Records from a data source
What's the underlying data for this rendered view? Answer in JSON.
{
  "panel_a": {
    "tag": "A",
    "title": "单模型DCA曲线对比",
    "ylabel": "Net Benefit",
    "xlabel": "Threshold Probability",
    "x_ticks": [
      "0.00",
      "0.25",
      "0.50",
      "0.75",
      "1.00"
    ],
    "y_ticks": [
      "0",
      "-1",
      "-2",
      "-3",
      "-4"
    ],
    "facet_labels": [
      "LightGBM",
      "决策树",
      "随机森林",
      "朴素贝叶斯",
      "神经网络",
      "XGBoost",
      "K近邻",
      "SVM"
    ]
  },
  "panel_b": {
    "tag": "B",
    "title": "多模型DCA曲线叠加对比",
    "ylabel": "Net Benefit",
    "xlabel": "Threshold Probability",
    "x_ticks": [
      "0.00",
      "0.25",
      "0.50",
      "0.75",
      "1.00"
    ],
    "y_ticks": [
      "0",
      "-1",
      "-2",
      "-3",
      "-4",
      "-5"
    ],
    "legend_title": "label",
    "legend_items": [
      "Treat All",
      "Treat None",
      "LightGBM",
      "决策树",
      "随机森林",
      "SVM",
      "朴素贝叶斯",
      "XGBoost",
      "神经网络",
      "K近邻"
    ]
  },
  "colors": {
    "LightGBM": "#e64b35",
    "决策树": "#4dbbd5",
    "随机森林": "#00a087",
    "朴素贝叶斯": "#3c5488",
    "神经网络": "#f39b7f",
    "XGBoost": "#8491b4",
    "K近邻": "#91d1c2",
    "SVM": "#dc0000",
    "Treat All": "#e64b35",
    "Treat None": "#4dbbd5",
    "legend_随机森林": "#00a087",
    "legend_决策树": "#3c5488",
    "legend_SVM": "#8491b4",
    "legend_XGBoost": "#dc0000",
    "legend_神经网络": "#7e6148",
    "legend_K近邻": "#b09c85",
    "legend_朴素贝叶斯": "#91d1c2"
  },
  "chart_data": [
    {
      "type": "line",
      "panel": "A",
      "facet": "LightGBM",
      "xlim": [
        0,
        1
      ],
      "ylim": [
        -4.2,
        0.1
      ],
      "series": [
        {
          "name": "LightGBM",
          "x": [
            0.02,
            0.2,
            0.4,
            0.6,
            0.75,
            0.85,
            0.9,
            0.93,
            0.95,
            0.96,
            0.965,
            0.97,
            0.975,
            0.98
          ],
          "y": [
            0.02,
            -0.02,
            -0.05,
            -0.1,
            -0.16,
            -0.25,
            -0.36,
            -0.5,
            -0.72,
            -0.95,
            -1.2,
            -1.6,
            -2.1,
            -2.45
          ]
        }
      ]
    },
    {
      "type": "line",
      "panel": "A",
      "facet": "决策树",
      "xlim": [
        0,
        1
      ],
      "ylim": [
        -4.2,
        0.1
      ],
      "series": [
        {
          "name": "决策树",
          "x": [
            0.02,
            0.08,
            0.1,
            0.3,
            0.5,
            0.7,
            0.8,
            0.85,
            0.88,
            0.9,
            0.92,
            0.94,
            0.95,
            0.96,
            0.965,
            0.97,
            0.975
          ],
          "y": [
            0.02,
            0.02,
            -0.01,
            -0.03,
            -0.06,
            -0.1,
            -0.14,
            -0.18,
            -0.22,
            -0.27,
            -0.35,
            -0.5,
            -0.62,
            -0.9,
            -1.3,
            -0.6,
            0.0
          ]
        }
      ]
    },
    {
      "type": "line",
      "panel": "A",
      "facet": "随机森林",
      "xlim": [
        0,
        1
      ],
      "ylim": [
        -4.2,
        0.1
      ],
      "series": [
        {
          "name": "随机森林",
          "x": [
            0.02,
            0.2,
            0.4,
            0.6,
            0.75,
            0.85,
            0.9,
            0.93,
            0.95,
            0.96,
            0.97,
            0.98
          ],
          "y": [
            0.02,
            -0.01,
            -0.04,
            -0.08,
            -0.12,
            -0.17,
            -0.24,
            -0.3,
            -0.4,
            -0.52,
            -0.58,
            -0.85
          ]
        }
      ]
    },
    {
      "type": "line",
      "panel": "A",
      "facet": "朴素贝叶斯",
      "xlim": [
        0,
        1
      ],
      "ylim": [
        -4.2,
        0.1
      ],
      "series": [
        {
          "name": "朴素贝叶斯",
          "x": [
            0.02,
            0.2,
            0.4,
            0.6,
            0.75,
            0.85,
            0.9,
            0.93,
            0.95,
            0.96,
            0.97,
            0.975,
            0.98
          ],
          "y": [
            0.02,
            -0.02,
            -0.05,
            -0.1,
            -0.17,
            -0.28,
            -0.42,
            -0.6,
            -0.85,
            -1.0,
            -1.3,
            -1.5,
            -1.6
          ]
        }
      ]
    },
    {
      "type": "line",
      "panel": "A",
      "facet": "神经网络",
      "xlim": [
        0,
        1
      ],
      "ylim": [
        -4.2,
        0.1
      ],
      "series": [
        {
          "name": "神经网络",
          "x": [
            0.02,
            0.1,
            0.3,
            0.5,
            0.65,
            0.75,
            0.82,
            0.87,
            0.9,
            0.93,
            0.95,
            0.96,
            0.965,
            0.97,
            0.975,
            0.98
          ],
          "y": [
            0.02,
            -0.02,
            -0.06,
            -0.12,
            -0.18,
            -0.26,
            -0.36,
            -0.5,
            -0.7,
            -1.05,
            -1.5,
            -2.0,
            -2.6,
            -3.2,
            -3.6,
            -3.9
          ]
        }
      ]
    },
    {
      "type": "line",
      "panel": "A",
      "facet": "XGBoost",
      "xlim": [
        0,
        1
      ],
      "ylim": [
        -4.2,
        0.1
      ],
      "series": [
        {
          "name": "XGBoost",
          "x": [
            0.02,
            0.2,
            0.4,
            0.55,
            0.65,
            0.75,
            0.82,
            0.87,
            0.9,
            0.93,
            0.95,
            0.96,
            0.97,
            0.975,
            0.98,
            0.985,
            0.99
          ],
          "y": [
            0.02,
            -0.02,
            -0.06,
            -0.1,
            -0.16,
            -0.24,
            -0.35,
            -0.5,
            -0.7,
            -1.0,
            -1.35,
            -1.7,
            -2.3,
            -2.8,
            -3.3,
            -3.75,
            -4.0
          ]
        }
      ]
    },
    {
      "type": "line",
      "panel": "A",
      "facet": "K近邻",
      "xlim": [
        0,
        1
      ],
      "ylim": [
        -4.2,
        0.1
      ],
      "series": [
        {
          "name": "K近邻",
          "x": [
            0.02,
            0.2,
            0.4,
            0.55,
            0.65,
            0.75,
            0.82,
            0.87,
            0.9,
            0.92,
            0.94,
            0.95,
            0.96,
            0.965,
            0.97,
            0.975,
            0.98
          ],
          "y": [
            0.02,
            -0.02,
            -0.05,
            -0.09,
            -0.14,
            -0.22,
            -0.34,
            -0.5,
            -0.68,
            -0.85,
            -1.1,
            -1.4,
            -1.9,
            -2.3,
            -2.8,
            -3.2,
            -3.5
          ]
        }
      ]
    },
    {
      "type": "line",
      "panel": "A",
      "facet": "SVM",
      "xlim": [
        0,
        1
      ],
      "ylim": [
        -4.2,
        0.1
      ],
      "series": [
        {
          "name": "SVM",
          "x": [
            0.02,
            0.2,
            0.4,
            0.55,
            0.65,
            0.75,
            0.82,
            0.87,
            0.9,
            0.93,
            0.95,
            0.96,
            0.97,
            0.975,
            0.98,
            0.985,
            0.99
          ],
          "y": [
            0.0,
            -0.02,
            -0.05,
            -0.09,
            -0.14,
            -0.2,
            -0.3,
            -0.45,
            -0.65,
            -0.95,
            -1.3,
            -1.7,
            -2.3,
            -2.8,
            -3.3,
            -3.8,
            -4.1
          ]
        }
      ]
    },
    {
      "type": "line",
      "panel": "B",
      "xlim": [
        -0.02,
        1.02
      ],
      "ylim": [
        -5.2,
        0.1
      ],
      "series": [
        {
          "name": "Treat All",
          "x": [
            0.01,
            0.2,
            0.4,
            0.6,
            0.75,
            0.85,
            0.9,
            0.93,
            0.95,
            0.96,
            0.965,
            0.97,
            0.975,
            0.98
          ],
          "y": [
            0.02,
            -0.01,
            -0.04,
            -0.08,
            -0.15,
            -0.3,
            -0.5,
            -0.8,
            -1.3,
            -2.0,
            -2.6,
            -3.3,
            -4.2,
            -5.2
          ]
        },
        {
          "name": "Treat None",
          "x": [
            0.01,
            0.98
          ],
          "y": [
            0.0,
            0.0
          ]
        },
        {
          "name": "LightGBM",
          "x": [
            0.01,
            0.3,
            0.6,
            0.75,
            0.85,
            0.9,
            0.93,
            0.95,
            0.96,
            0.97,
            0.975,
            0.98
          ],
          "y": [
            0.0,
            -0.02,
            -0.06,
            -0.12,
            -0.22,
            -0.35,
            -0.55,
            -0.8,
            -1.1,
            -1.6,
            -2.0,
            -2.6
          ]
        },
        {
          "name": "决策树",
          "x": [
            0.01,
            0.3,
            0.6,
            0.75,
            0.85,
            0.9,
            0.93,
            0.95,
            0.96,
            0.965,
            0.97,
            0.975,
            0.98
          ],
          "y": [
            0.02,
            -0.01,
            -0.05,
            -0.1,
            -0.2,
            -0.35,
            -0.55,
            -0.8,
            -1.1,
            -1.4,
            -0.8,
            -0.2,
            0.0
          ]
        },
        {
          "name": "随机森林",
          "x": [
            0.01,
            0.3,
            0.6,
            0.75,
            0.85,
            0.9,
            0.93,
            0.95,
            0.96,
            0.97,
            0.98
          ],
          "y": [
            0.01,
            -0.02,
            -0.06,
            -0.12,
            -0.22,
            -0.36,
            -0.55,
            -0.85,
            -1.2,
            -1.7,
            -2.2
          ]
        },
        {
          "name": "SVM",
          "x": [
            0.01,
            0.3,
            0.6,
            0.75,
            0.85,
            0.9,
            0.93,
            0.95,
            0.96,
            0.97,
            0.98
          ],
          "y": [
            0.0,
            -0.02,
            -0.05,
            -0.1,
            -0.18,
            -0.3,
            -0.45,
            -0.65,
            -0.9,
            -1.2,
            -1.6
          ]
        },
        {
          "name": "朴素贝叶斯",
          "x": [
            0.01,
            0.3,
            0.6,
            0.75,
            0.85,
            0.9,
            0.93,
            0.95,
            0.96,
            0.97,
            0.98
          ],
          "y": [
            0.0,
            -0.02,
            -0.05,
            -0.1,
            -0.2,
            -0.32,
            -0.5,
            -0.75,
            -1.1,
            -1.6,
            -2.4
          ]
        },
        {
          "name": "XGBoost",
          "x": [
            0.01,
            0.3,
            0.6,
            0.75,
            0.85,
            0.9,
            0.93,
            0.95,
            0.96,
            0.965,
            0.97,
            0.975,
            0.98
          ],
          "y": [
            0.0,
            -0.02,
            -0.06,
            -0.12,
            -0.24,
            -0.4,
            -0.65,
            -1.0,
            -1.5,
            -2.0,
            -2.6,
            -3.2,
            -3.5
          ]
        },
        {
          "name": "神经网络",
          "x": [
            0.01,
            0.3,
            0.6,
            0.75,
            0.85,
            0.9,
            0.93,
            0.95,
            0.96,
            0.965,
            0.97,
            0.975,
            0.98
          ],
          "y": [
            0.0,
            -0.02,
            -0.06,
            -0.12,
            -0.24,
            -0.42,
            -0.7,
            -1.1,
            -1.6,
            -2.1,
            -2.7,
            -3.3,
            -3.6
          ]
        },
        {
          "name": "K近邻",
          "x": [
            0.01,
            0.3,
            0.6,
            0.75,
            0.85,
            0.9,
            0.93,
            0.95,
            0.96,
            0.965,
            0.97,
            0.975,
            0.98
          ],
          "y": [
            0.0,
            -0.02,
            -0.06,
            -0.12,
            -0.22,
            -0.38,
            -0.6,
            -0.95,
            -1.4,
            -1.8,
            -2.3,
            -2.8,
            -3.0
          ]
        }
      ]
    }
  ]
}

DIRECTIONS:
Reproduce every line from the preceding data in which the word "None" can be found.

OUTPUT BELOW:
      "Treat None",
    "Treat None": "#4dbbd5",
          "name": "Treat None",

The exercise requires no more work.